Friday, July 13, 2012
This passage by the guest Mr. Lockwood directed at the servent Joseph:
'"Sir," I exclaimed, 'sitting here within these four walls, at one stretch, I have endured and forgiven the four hundred and ninety heads of your discourse. Seventy times seven times have you preposterously forced me to resume my seat. The four hundred and ninety first is too much. Fellow martyrs, have at him! Drag him down and crush him to atoms, that the place which knows him may know him no more!'
Sunday, July 8, 2012
Drink with 2 day old cassoulet
Drink till 2029
Quality cork 13.5%v/v (unfortunately not available at Albert Street, but in due time, it will make a return to the shelves)
Monday, July 2, 2012
I do love The Tour de France, and I try and watch as much as possible. The thing is I get a little bored when there is not too much happening. So I read. An exert, and maybe a prediction of things to come, from something that has been on my bed side table:
'He (maybe Wiggins, but Godfrey for the purists) can have few illusions. he had been offered a glorious title, so glorious that he had not even dared to accept it, and yet the very men who had elected him were already disputing the rights bestowed on him ....' Zoé Oldenbourg; The Crusades
NB: the flash race car is the closest thing Henry has to a bike
Sunday, July 1, 2012
It should have been a quick day, but things don't always go to plan. What did go to plan however was the quality of the wine. The Bindi Quartz Chardonnay, Original Vineyard and Block 5 Pinot Noir's were all sitting in tank, all looking schmick as, but the mobile bottling truck got bogged at the top of block 4. It's a big truck, and big trucks do not get un-bogged easily.
It was also a slow start down here in Brunswick. All things being equal, I should have been in the winery at 7.30am, which is a 6.50am departure from home. Finishing work at midnight after a 15 hour day means that when the alarm goes off, a flurry a lewd expletives follows, the alarm gets tossed and sleep returns. So waking up at 8.45am, more expletives, a cold shower thanks to gas works and I'm off up the Calder. I pull up to the winery and the Quartz has all been bottled and some usuals, some newbie's, are milling around the winery enjoying cake and morning tea. I am greeted with a glass of Quartz Chardonnay, with Michael nodding, 'What do you think?'. Well, what do I think?
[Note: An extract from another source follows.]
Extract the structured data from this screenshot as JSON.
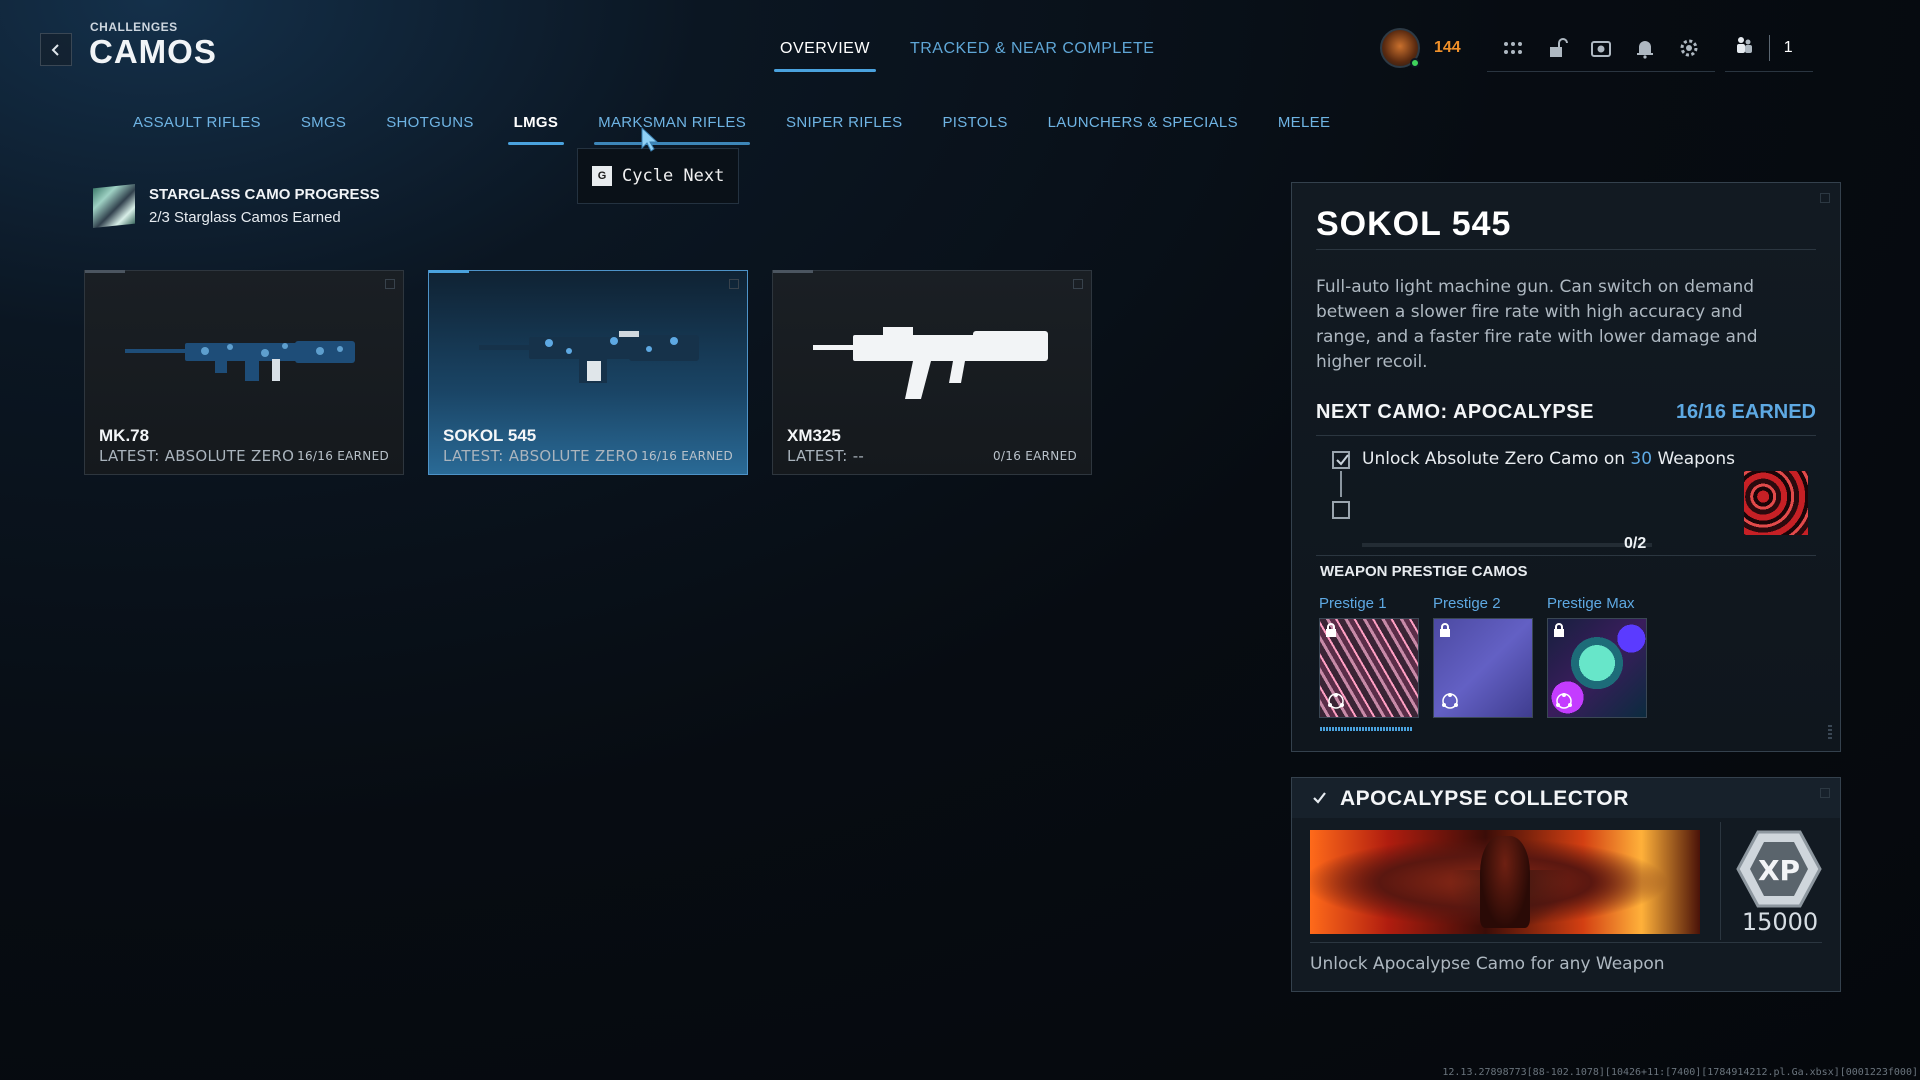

I think this is a stunningly linear and focused wine that, the stuff I'm sipping anyway, didn't make it to bottle. Just imagine what it's going to be like in the bottle over the coming years - bit like a 1st year player winning the Brownlow.
The last wine is one that Michael will be experimenting with over the next few years. When I say experimenting I mean that he is taking a sample of juice from the bottom and top of Block K, the highest altitude block on the vineyard, and holding it back for at least 3 years to then release to the thirsty public.
It has a pretty label, a pretty nose and a pretty darn good palate. And for about $15 this wine is easily for bargain find of the year. The Mandoleto Sicily Nero d'Avola 2009 is for me the perfect winter fed without the nose bleeding alcohol levels that you can find with some imported Sicilian Nero d'Avola's.
Now Nero d'Avola is very much the raisin de l'année in these parts with plenty of growers in central Vic and the Tobacco Road resurrecting vines planted back when Australia was the destination for thousands of Southern Italian immigrants back in the 1950's, with people like Chalmers, Pizzini championing Italian varieties.
So to the wine. Quite a deep colour with a purple hue, the nose throws great wafts of blue fruit a with a touch of garden lavender. The palate is quite tight up front but washes along the tongue to finish with quite a brightness and an almost cooling sensation as well.
For the price, this has gotta' be a no-brainer for any occasion and anytime of the year.
Drink with eggplant parmegania
Screwcap 13.5% v/v $15 Albert Street Food & Wine soon